### Work request
Search the material below for the string "arrow". Return every line that holds it.

### Data for this task
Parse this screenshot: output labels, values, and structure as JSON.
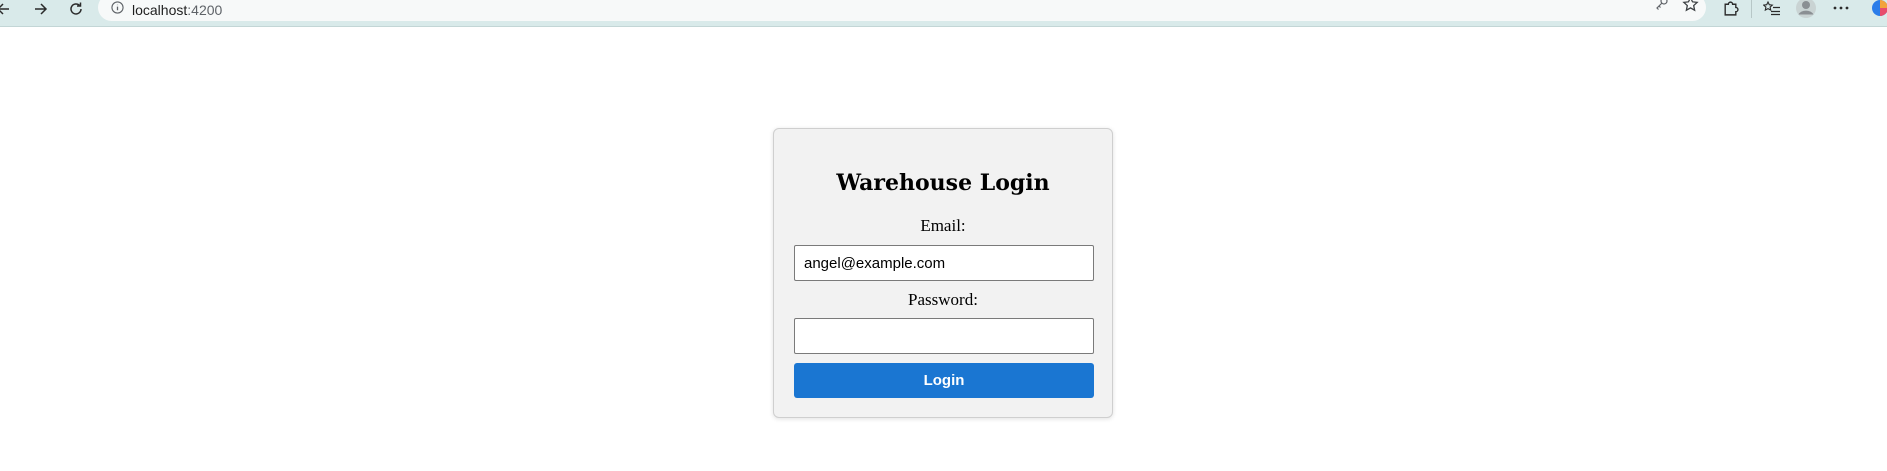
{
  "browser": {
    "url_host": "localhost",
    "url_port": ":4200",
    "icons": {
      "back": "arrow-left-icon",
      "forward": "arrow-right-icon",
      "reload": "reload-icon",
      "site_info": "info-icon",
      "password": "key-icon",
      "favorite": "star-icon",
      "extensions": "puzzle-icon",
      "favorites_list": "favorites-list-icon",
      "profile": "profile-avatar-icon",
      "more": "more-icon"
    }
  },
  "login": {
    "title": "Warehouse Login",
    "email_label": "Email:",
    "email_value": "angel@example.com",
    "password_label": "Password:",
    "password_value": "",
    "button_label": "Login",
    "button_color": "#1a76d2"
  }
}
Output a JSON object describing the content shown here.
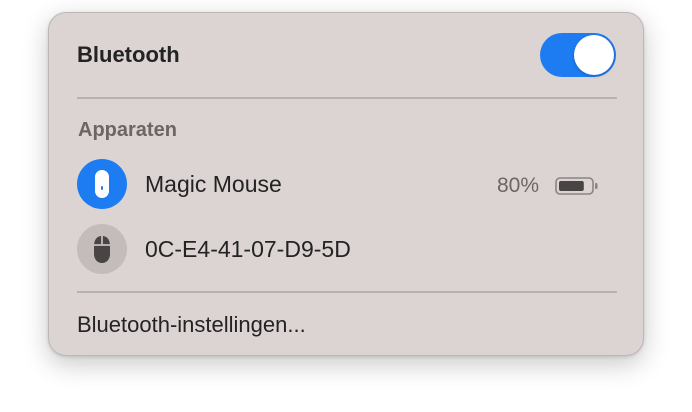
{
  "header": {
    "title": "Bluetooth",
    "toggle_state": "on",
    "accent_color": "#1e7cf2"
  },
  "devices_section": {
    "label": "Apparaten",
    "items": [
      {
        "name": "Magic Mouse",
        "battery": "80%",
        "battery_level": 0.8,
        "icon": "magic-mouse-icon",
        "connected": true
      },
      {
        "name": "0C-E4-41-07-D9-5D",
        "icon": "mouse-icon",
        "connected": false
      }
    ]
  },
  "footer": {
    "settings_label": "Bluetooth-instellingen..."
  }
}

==

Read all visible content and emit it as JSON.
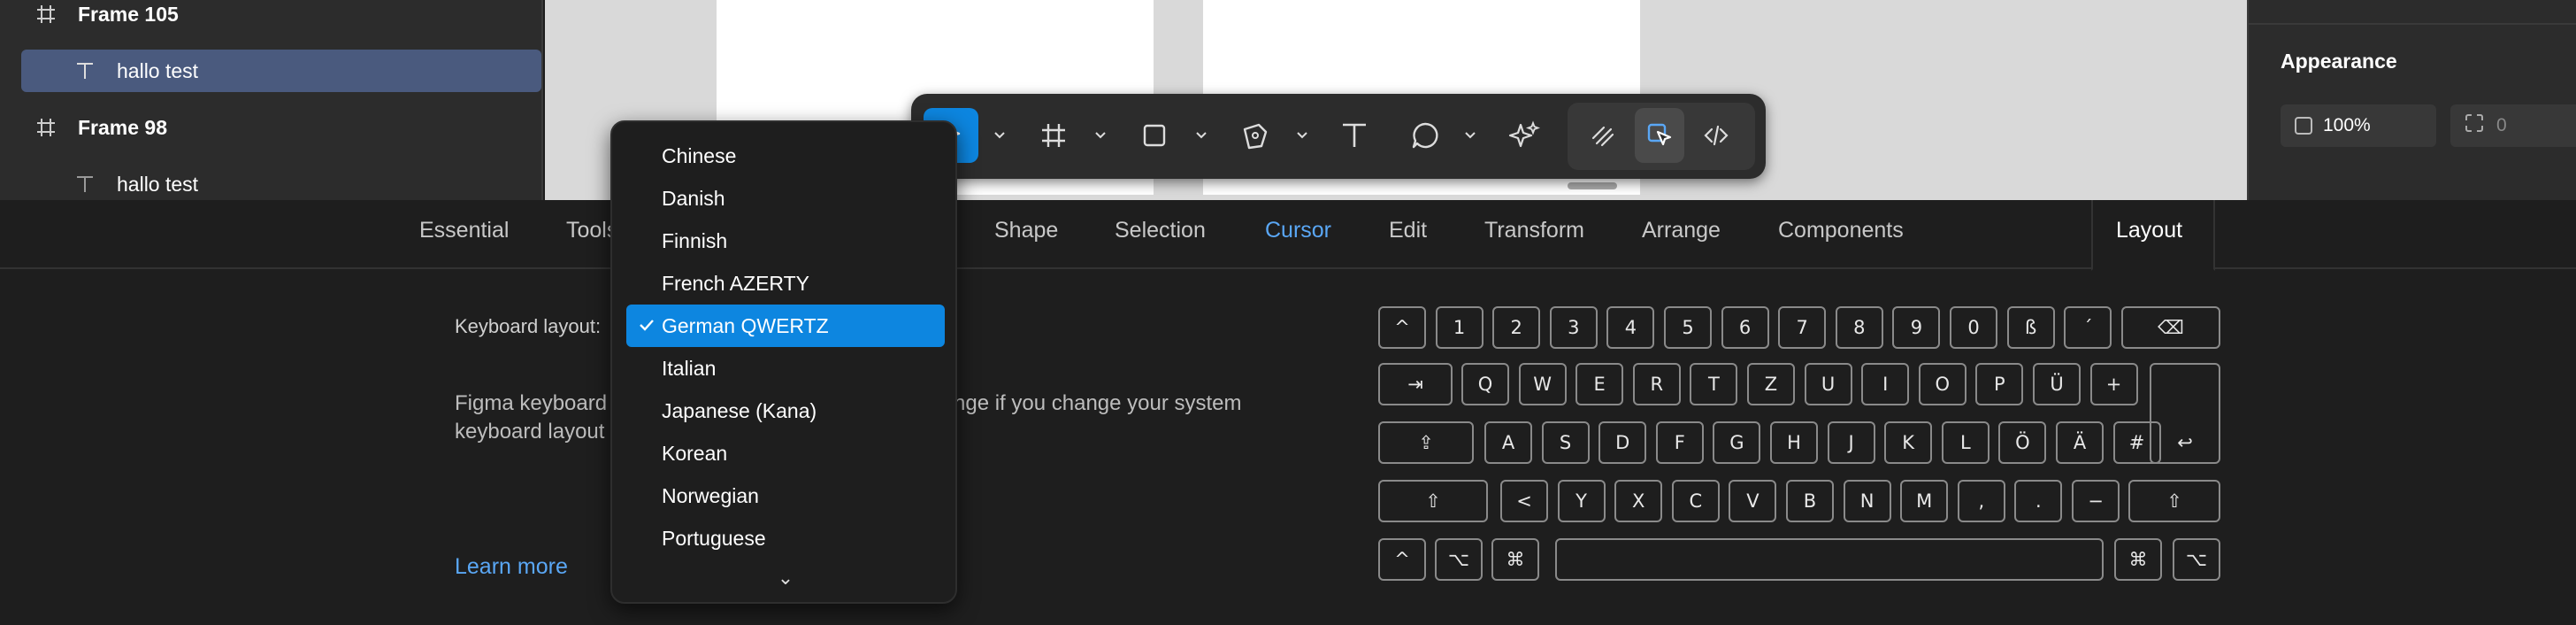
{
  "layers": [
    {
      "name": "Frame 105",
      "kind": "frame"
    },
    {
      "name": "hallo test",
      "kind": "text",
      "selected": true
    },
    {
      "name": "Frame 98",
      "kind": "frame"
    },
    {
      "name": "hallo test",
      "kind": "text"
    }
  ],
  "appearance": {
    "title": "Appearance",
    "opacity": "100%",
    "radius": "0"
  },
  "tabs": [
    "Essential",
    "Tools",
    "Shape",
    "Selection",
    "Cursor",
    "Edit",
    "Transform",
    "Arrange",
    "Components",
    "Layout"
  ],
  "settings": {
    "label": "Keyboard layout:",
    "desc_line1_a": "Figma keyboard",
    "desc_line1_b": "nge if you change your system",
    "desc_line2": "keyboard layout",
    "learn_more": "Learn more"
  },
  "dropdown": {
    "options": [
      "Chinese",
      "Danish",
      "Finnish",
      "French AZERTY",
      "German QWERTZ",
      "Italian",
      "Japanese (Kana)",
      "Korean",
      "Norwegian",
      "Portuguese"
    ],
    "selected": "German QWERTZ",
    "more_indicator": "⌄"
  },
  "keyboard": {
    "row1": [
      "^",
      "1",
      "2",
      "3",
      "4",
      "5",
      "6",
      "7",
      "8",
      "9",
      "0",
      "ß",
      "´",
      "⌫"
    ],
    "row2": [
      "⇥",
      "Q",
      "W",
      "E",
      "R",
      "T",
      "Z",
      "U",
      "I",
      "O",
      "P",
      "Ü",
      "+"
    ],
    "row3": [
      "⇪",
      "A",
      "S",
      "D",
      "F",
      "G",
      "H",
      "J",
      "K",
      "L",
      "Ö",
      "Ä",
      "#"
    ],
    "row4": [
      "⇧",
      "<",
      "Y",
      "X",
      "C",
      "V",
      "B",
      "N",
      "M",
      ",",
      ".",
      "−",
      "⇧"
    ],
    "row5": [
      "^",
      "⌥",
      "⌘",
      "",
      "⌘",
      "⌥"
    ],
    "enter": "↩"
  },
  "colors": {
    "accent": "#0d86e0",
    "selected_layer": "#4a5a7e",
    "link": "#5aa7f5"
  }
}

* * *

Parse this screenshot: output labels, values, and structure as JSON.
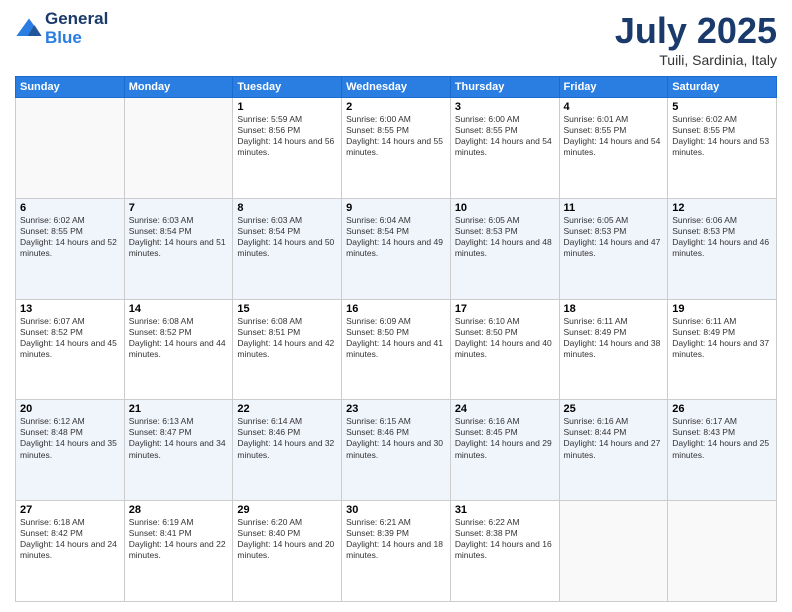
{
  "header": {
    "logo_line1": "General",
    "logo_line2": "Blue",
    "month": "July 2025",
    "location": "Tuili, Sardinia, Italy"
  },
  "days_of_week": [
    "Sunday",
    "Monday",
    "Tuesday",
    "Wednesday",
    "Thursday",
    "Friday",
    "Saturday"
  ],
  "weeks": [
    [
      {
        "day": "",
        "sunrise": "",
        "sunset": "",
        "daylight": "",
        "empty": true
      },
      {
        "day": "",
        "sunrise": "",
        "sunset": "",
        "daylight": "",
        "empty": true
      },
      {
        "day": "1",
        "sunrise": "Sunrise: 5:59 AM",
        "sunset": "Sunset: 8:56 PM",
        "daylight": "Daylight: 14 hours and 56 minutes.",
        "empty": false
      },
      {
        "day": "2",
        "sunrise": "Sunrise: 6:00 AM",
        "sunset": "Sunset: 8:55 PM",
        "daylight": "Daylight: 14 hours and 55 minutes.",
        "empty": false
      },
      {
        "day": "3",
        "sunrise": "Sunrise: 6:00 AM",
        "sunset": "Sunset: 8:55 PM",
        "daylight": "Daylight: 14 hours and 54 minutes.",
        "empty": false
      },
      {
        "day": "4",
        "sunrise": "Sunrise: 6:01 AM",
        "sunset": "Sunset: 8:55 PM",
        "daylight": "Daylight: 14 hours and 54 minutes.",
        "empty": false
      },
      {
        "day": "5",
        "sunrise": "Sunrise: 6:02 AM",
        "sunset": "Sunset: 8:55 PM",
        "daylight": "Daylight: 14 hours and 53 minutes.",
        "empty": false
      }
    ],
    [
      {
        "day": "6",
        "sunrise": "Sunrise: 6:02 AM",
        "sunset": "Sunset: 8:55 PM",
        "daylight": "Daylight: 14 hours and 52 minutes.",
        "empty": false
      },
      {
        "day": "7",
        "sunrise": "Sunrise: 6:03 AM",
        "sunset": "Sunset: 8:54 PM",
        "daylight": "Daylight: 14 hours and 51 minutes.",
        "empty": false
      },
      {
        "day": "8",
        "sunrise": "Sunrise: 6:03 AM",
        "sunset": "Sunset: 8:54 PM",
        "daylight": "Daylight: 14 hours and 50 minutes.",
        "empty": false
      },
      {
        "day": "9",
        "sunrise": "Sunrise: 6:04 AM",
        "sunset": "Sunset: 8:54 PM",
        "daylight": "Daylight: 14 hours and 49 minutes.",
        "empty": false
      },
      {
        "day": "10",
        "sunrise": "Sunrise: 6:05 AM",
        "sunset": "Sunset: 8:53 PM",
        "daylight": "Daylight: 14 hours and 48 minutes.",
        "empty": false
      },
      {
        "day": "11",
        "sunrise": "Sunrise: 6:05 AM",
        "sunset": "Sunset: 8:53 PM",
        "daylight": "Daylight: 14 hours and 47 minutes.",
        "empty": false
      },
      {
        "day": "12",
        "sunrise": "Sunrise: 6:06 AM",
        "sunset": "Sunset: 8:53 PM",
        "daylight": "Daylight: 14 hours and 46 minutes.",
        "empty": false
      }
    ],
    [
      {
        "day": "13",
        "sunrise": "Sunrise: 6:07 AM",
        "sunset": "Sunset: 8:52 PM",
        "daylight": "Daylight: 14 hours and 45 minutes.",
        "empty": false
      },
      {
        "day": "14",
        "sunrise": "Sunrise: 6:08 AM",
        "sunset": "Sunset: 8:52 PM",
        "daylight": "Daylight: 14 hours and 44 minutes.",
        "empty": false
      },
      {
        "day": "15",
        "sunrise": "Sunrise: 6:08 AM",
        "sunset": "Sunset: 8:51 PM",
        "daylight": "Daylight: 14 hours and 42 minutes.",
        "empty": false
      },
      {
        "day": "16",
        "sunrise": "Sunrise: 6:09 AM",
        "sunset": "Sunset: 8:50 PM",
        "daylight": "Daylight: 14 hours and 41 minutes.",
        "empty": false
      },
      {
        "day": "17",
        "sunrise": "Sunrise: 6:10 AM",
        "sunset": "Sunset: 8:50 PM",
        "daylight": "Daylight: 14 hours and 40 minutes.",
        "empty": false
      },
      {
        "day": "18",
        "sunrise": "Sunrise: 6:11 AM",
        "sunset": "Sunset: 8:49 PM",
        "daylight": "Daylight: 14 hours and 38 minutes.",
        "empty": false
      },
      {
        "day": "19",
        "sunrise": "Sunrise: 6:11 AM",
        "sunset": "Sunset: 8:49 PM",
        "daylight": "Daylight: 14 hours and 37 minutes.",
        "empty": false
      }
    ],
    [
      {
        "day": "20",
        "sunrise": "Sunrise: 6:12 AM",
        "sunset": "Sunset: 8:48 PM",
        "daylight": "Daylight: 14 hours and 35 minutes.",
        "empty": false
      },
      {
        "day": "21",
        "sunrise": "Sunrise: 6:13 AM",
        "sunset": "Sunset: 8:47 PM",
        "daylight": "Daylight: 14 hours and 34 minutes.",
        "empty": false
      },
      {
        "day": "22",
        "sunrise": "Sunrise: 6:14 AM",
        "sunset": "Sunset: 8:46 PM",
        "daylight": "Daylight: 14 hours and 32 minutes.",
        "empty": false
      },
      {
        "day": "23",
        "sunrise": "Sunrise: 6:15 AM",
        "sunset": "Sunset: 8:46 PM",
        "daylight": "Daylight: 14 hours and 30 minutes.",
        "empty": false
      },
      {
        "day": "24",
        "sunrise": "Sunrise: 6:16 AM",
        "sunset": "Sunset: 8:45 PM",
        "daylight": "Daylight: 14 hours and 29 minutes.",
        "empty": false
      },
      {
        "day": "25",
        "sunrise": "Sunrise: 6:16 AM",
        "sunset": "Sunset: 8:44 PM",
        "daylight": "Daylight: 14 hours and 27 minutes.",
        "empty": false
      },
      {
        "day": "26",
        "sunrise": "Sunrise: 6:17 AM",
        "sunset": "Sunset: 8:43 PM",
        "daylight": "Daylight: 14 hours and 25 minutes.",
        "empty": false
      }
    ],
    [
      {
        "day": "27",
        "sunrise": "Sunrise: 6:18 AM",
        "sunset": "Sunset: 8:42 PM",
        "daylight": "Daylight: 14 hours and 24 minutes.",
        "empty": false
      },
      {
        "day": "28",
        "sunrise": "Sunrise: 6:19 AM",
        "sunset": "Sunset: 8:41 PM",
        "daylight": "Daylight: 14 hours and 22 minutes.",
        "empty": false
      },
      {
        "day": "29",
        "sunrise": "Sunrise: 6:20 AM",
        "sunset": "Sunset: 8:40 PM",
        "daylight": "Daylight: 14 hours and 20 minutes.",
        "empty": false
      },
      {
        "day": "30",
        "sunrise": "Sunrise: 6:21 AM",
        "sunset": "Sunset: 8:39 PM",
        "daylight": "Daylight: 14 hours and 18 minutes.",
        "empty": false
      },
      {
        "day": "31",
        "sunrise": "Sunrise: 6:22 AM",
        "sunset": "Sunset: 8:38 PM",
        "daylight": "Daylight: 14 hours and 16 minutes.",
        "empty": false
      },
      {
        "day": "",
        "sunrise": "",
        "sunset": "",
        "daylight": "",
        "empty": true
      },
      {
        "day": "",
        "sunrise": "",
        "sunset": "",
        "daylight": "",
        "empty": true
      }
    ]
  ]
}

### Exercise answer
      "back": "arrow-left-icon",
      "forward": "arrow-right-icon",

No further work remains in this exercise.